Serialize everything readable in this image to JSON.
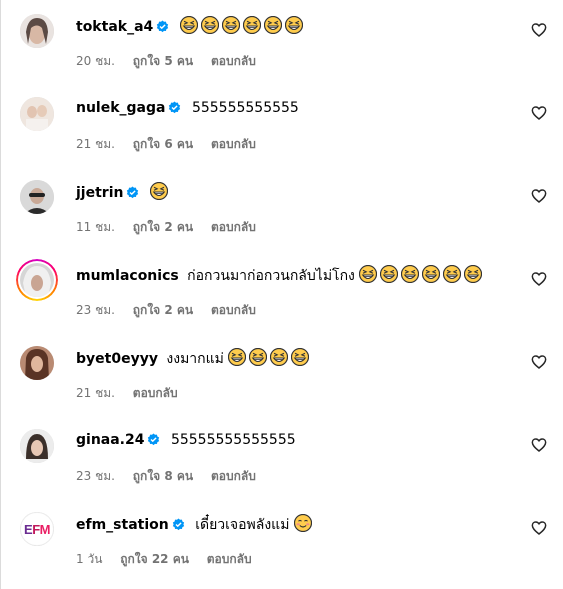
{
  "comments": [
    {
      "username": "toktak_a4",
      "verified": true,
      "text": "",
      "emoji_count": 6,
      "emoji": "grinning-squinting",
      "time": "20 ชม.",
      "likes": "ถูกใจ 5 คน",
      "reply": "ตอบกลับ"
    },
    {
      "username": "nulek_gaga",
      "verified": true,
      "text": "555555555555",
      "emoji_count": 0,
      "emoji": "",
      "time": "21 ชม.",
      "likes": "ถูกใจ 6 คน",
      "reply": "ตอบกลับ"
    },
    {
      "username": "jjetrin",
      "verified": true,
      "text": "",
      "emoji_count": 1,
      "emoji": "grinning-squinting",
      "time": "11 ชม.",
      "likes": "ถูกใจ 2 คน",
      "reply": "ตอบกลับ"
    },
    {
      "username": "mumlaconics",
      "verified": false,
      "text": "ก่อกวนมาก่อกวนกลับไม่โกง",
      "emoji_count": 6,
      "emoji": "grinning-squinting",
      "time": "23 ชม.",
      "likes": "ถูกใจ 2 คน",
      "reply": "ตอบกลับ"
    },
    {
      "username": "byet0eyyy",
      "verified": false,
      "text": "งงมากแม่",
      "emoji_count": 4,
      "emoji": "grinning-squinting",
      "time": "21 ชม.",
      "likes": "",
      "reply": "ตอบกลับ"
    },
    {
      "username": "ginaa.24",
      "verified": true,
      "text": "55555555555555",
      "emoji_count": 0,
      "emoji": "",
      "time": "23 ชม.",
      "likes": "ถูกใจ 8 คน",
      "reply": "ตอบกลับ"
    },
    {
      "username": "efm_station",
      "verified": true,
      "text": "เดี๋ยวเจอพลังแม่",
      "emoji_count": 1,
      "emoji": "smiling-blush",
      "time": "1 วัน",
      "likes": "ถูกใจ 22 คน",
      "reply": "ตอบกลับ"
    }
  ],
  "efm_logo": {
    "e": "E",
    "f": "F",
    "m": "M"
  },
  "colors": {
    "verified": "#0095f6",
    "meta_text": "#737373",
    "emoji_face": "#ffcc4d"
  }
}
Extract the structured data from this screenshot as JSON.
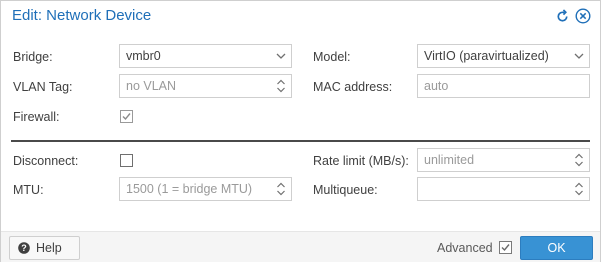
{
  "window": {
    "title": "Edit: Network Device",
    "title_color": "#1f6fb8"
  },
  "form": {
    "bridge": {
      "label": "Bridge:",
      "value": "vmbr0"
    },
    "vlan_tag": {
      "label": "VLAN Tag:",
      "placeholder": "no VLAN"
    },
    "firewall": {
      "label": "Firewall:",
      "checked": true
    },
    "model": {
      "label": "Model:",
      "value": "VirtIO (paravirtualized)"
    },
    "mac_address": {
      "label": "MAC address:",
      "placeholder": "auto"
    },
    "disconnect": {
      "label": "Disconnect:",
      "checked": false
    },
    "mtu": {
      "label": "MTU:",
      "placeholder": "1500 (1 = bridge MTU)"
    },
    "rate_limit": {
      "label": "Rate limit (MB/s):",
      "placeholder": "unlimited"
    },
    "multiqueue": {
      "label": "Multiqueue:",
      "value": ""
    }
  },
  "footer": {
    "help_label": "Help",
    "advanced_label": "Advanced",
    "advanced_checked": true,
    "ok_label": "OK",
    "accent": "#3892d4"
  }
}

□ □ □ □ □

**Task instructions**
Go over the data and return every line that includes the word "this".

**Task output**
Serialize everything readable in this image to JSON.
Extract the structured data from this screenshot as JSON.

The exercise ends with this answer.